Excerpts from a dataset:
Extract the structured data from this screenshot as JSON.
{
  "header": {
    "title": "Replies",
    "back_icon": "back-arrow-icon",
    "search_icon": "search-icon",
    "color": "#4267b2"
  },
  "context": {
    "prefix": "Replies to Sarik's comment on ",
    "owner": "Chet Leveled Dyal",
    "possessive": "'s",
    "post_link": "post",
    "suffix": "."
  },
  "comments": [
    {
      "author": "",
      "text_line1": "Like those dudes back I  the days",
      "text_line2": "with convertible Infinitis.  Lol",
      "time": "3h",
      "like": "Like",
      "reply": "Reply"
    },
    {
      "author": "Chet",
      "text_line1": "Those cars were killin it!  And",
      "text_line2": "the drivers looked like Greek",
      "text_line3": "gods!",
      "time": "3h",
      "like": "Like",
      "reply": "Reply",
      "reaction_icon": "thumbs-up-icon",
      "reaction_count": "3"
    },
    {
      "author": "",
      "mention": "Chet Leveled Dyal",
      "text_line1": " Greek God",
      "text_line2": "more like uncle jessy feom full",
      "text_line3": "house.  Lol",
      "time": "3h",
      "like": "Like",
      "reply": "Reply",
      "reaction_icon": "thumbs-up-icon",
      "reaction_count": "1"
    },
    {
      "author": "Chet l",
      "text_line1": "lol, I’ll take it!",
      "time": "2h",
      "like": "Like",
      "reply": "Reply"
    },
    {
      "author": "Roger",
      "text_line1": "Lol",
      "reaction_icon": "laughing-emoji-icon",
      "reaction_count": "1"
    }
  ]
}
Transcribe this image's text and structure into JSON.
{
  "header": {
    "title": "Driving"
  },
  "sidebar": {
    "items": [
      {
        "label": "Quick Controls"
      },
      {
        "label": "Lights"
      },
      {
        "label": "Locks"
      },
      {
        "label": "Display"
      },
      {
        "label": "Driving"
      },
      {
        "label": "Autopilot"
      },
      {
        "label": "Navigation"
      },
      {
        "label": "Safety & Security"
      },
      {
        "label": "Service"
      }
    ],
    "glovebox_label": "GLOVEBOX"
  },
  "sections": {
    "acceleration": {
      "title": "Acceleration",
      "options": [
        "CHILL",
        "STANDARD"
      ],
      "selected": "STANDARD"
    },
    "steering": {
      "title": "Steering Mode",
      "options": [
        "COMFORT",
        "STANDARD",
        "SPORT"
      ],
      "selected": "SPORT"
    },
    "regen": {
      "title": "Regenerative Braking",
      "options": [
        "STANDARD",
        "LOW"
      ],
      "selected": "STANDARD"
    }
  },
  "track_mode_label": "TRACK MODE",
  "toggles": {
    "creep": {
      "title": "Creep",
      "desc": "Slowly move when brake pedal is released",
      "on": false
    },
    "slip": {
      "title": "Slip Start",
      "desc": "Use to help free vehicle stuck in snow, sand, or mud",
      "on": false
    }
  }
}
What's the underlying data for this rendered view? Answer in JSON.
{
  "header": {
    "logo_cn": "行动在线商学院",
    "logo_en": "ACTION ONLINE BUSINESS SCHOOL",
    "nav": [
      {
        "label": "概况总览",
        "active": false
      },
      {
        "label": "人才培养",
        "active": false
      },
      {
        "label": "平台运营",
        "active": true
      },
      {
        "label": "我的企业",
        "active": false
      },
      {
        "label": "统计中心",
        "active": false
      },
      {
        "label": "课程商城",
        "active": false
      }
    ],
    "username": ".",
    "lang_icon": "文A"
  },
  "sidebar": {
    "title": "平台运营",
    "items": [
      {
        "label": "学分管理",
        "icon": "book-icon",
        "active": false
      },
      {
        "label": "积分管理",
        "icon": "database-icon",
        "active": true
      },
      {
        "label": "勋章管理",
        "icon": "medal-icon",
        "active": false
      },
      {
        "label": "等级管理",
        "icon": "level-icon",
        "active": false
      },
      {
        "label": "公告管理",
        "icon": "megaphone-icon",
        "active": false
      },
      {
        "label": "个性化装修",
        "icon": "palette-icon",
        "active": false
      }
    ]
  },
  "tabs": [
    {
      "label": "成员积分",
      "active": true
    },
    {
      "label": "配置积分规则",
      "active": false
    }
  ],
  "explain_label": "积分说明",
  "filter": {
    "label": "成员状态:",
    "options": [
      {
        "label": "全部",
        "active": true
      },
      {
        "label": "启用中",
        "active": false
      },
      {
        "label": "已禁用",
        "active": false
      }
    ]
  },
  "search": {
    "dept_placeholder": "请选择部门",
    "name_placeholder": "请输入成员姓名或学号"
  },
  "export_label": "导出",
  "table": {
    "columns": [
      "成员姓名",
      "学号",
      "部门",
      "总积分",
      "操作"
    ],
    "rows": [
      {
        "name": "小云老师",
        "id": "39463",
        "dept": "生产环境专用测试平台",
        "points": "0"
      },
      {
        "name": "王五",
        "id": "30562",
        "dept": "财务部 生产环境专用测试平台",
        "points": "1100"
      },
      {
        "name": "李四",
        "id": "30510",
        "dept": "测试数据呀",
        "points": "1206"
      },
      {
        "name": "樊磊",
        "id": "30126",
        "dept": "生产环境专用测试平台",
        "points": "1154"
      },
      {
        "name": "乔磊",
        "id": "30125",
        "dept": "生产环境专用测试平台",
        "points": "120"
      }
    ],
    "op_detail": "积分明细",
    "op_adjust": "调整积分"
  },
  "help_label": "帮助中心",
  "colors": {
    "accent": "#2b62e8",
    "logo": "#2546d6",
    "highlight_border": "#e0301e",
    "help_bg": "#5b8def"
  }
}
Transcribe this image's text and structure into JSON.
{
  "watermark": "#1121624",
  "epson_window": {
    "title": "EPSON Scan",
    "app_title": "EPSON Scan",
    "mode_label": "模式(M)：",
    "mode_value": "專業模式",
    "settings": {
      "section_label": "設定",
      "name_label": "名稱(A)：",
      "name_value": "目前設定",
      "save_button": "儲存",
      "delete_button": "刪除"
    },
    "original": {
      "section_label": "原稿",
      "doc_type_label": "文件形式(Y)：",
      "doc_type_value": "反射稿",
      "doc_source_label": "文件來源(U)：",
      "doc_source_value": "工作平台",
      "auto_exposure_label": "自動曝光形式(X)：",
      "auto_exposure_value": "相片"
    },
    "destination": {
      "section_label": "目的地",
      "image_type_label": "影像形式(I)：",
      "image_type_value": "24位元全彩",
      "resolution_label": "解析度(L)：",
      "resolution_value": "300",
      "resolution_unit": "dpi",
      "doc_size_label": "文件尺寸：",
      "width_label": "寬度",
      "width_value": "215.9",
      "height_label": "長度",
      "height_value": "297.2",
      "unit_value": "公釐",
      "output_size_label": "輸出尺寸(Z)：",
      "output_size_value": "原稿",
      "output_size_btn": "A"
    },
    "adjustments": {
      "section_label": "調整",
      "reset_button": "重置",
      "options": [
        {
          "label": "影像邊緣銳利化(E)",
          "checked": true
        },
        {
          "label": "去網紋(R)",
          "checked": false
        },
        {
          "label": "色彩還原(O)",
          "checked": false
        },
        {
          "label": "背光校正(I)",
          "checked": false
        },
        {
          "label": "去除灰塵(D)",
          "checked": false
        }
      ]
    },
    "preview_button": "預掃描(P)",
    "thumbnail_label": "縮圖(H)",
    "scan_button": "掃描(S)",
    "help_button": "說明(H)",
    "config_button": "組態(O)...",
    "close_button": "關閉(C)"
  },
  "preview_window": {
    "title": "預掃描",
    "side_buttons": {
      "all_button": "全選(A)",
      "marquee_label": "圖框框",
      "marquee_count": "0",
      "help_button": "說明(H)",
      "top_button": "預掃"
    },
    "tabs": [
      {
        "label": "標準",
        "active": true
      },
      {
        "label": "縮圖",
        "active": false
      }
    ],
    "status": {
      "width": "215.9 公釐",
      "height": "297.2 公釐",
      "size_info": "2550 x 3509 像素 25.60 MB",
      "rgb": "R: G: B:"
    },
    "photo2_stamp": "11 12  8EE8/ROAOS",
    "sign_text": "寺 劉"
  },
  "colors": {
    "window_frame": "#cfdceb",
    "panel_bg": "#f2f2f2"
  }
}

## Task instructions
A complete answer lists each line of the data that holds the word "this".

## Written reply
Extract the structured data from this screenshot as JSON.
Transcribe this image's text and structure into JSON.
What's the underlying data for this rendered view? Answer in JSON.
Transcribe this image's text and structure into JSON.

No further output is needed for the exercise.